= Information given =
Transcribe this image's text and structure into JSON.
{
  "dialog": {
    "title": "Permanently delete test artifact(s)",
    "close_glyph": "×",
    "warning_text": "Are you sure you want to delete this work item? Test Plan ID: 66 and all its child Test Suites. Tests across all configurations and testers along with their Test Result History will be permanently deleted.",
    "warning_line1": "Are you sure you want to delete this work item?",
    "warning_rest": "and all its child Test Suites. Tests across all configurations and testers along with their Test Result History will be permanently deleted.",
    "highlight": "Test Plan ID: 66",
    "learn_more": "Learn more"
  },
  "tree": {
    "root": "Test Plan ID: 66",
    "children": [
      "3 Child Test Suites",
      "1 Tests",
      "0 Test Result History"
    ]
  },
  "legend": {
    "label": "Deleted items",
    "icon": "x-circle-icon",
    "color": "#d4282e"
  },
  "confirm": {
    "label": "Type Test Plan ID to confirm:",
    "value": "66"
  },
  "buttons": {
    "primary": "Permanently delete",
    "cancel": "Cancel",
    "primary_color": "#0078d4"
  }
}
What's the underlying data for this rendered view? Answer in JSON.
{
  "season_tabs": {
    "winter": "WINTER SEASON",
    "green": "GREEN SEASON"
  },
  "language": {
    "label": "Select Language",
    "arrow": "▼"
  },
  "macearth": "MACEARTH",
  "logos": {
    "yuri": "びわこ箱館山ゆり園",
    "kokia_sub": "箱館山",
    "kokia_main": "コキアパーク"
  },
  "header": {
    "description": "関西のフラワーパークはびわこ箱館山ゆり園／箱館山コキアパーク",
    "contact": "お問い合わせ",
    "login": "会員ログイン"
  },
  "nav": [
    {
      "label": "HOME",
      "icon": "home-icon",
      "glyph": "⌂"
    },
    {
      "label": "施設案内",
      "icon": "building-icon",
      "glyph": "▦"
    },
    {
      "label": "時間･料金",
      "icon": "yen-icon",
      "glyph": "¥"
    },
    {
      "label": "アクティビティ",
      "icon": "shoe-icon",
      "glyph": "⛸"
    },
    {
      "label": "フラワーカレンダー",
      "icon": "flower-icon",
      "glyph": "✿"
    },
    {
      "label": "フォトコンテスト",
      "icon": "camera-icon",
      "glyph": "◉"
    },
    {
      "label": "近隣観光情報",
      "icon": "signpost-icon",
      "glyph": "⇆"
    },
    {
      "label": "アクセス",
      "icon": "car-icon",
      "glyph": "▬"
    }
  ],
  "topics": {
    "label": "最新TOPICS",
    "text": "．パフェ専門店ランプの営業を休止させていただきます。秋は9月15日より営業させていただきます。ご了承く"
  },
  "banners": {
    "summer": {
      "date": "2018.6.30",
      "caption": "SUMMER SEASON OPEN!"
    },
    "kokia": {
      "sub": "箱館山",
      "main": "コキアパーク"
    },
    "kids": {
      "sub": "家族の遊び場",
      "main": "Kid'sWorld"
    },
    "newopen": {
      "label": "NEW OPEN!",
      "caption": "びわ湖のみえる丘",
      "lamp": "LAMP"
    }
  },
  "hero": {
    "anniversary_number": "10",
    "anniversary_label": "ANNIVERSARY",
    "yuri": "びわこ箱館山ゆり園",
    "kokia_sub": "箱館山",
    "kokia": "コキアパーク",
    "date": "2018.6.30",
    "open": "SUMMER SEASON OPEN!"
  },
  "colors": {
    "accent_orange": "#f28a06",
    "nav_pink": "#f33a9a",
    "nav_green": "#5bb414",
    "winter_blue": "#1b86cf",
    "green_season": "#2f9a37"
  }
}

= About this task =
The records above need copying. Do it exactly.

= Completed task =
Transcribe this image's text and structure into JSON.
{
  "dialog": {
    "title": "Permanently delete test artifact(s)",
    "close_glyph": "×",
    "warning_text": "Are you sure you want to delete this work item? Test Plan ID: 66 and all its child Test Suites. Tests across all configurations and testers along with their Test Result History will be permanently deleted.",
    "warning_line1": "Are you sure you want to delete this work item?",
    "warning_rest": "and all its child Test Suites. Tests across all configurations and testers along with their Test Result History will be permanently deleted.",
    "highlight": "Test Plan ID: 66",
    "learn_more": "Learn more"
  },
  "tree": {
    "root": "Test Plan ID: 66",
    "children": [
      "3 Child Test Suites",
      "1 Tests",
      "0 Test Result History"
    ]
  },
  "legend": {
    "label": "Deleted items",
    "icon": "x-circle-icon",
    "color": "#d4282e"
  },
  "confirm": {
    "label": "Type Test Plan ID to confirm:",
    "value": "66"
  },
  "buttons": {
    "primary": "Permanently delete",
    "cancel": "Cancel",
    "primary_color": "#0078d4"
  }
}
What's the underlying data for this rendered view? Answer in JSON.
{
  "season_tabs": {
    "winter": "WINTER SEASON",
    "green": "GREEN SEASON"
  },
  "language": {
    "label": "Select Language",
    "arrow": "▼"
  },
  "macearth": "MACEARTH",
  "logos": {
    "yuri": "びわこ箱館山ゆり園",
    "kokia_sub": "箱館山",
    "kokia_main": "コキアパーク"
  },
  "header": {
    "description": "関西のフラワーパークはびわこ箱館山ゆり園／箱館山コキアパーク",
    "contact": "お問い合わせ",
    "login": "会員ログイン"
  },
  "nav": [
    {
      "label": "HOME",
      "icon": "home-icon",
      "glyph": "⌂"
    },
    {
      "label": "施設案内",
      "icon": "building-icon",
      "glyph": "▦"
    },
    {
      "label": "時間･料金",
      "icon": "yen-icon",
      "glyph": "¥"
    },
    {
      "label": "アクティビティ",
      "icon": "shoe-icon",
      "glyph": "⛸"
    },
    {
      "label": "フラワーカレンダー",
      "icon": "flower-icon",
      "glyph": "✿"
    },
    {
      "label": "フォトコンテスト",
      "icon": "camera-icon",
      "glyph": "◉"
    },
    {
      "label": "近隣観光情報",
      "icon": "signpost-icon",
      "glyph": "⇆"
    },
    {
      "label": "アクセス",
      "icon": "car-icon",
      "glyph": "▬"
    }
  ],
  "topics": {
    "label": "最新TOPICS",
    "text": "．パフェ専門店ランプの営業を休止させていただきます。秋は9月15日より営業させていただきます。ご了承く"
  },
  "banners": {
    "summer": {
      "date": "2018.6.30",
      "caption": "SUMMER SEASON OPEN!"
    },
    "kokia": {
      "sub": "箱館山",
      "main": "コキアパーク"
    },
    "kids": {
      "sub": "家族の遊び場",
      "main": "Kid'sWorld"
    },
    "newopen": {
      "label": "NEW OPEN!",
      "caption": "びわ湖のみえる丘",
      "lamp": "LAMP"
    }
  },
  "hero": {
    "anniversary_number": "10",
    "anniversary_label": "ANNIVERSARY",
    "yuri": "びわこ箱館山ゆり園",
    "kokia_sub": "箱館山",
    "kokia": "コキアパーク",
    "date": "2018.6.30",
    "open": "SUMMER SEASON OPEN!"
  },
  "colors": {
    "accent_orange": "#f28a06",
    "nav_pink": "#f33a9a",
    "nav_green": "#5bb414",
    "winter_blue": "#1b86cf",
    "green_season": "#2f9a37"
  }
}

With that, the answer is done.